What is needed
Where does the word "this" show up in the records? Copy every line that holds it.

(Dataset excerpts)
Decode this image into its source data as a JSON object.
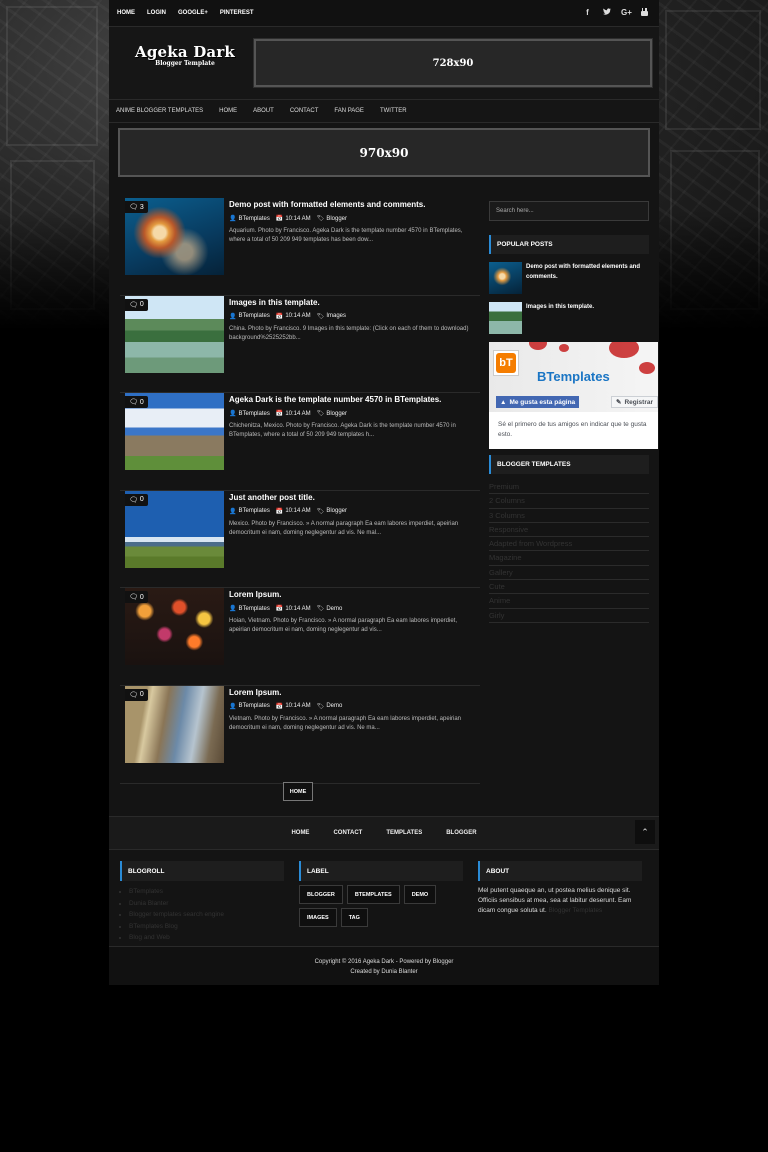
{
  "topbar": {
    "links": [
      "HOME",
      "LOGIN",
      "GOOGLE+",
      "PINTEREST"
    ],
    "social_icons": [
      "facebook-icon",
      "twitter-icon",
      "google-plus-icon",
      "youtube-icon"
    ]
  },
  "header": {
    "logo_title": "Ageka Dark",
    "logo_subtitle": "Blogger Template",
    "ad_top": "728x90"
  },
  "menu": [
    "ANIME BLOGGER TEMPLATES",
    "HOME",
    "ABOUT",
    "CONTACT",
    "FAN PAGE",
    "TWITTER"
  ],
  "ad_wide": "970x90",
  "posts": [
    {
      "comments": "3",
      "title": "Demo post with formatted elements and comments.",
      "author": "BTemplates",
      "time": "10:14 AM",
      "label": "Blogger",
      "summary": "Aquarium. Photo by Francisco. Ageka Dark is the template number 4570 in BTemplates, where a total of 50 209 949 templates has been dow..."
    },
    {
      "comments": "0",
      "title": "Images in this template.",
      "author": "BTemplates",
      "time": "10:14 AM",
      "label": "Images",
      "summary": "China. Photo by Francisco. 9 Images in this template: (Click on each of them to download) background%2525252bb..."
    },
    {
      "comments": "0",
      "title": "Ageka Dark is the template number 4570 in BTemplates.",
      "author": "BTemplates",
      "time": "10:14 AM",
      "label": "Blogger",
      "summary": "Chichenitza, Mexico. Photo by Francisco. Ageka Dark is the template number 4570 in BTemplates, where a total of 50 209 949 templates h..."
    },
    {
      "comments": "0",
      "title": "Just another post title.",
      "author": "BTemplates",
      "time": "10:14 AM",
      "label": "Blogger",
      "summary": "Mexico. Photo by Francisco. » A normal paragraph Ea eam labores imperdiet, apeirian democritum ei nam, doming neglegentur ad vis. Ne mal..."
    },
    {
      "comments": "0",
      "title": "Lorem Ipsum.",
      "author": "BTemplates",
      "time": "10:14 AM",
      "label": "Demo",
      "summary": "Hoian, Vietnam. Photo by Francisco. » A normal paragraph Ea eam labores imperdiet, apeirian democritum ei nam, doming neglegentur ad vis..."
    },
    {
      "comments": "0",
      "title": "Lorem Ipsum.",
      "author": "BTemplates",
      "time": "10:14 AM",
      "label": "Demo",
      "summary": "Vietnam. Photo by Francisco. » A normal paragraph Ea eam labores imperdiet, apeirian democritum ei nam, doming neglegentur ad vis. Ne ma..."
    }
  ],
  "pagination": {
    "home": "HOME"
  },
  "sidebar": {
    "search_placeholder": "Search here...",
    "popular_title": "POPULAR POSTS",
    "popular": [
      {
        "title": "Demo post with formatted elements and comments."
      },
      {
        "title": "Images in this template."
      }
    ],
    "facebook": {
      "name": "BTemplates",
      "like": "Me gusta esta página",
      "register": "Registrar",
      "text": "Sé el primero de tus amigos en indicar que te gusta esto."
    },
    "categories_title": "BLOGGER TEMPLATES",
    "categories": [
      "Premium",
      "2 Columns",
      "3 Columns",
      "Responsive",
      "Adapted from Wordpress",
      "Magazine",
      "Gallery",
      "Cute",
      "Anime",
      "Girly"
    ]
  },
  "footer_nav": [
    "HOME",
    "CONTACT",
    "TEMPLATES",
    "BLOGGER"
  ],
  "footer": {
    "blogroll_title": "BLOGROLL",
    "blogroll": [
      "BTemplates",
      "Dunia Blanter",
      "Blogger templates search engine",
      "BTemplates Blog",
      "Blog and Web"
    ],
    "label_title": "LABEL",
    "labels": [
      "BLOGGER",
      "BTEMPLATES",
      "DEMO",
      "IMAGES",
      "TAG"
    ],
    "about_title": "ABOUT",
    "about_text": "Mel putent quaeque an, ut postea melius denique sit. Officiis sensibus at mea, sea at labitur deserunt. Eam dicam congue soluta ut.",
    "about_link": "Blogger Templates"
  },
  "copyright": {
    "line1": "Copyright © 2016 Ageka Dark - Powered by Blogger",
    "line2": "Created by Dunia Blanter"
  },
  "colors": {
    "accent": "#2a8bd6",
    "background": "#141414",
    "page": "#000000"
  }
}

Problem solution
Decode this image into its source data as a JSON object.
      "title": "Images in this template.",
      "summary": "China. Photo by Francisco. 9 Images in this template: (Click on each of them to download) background%2525252bb..."
        "title": "Images in this template."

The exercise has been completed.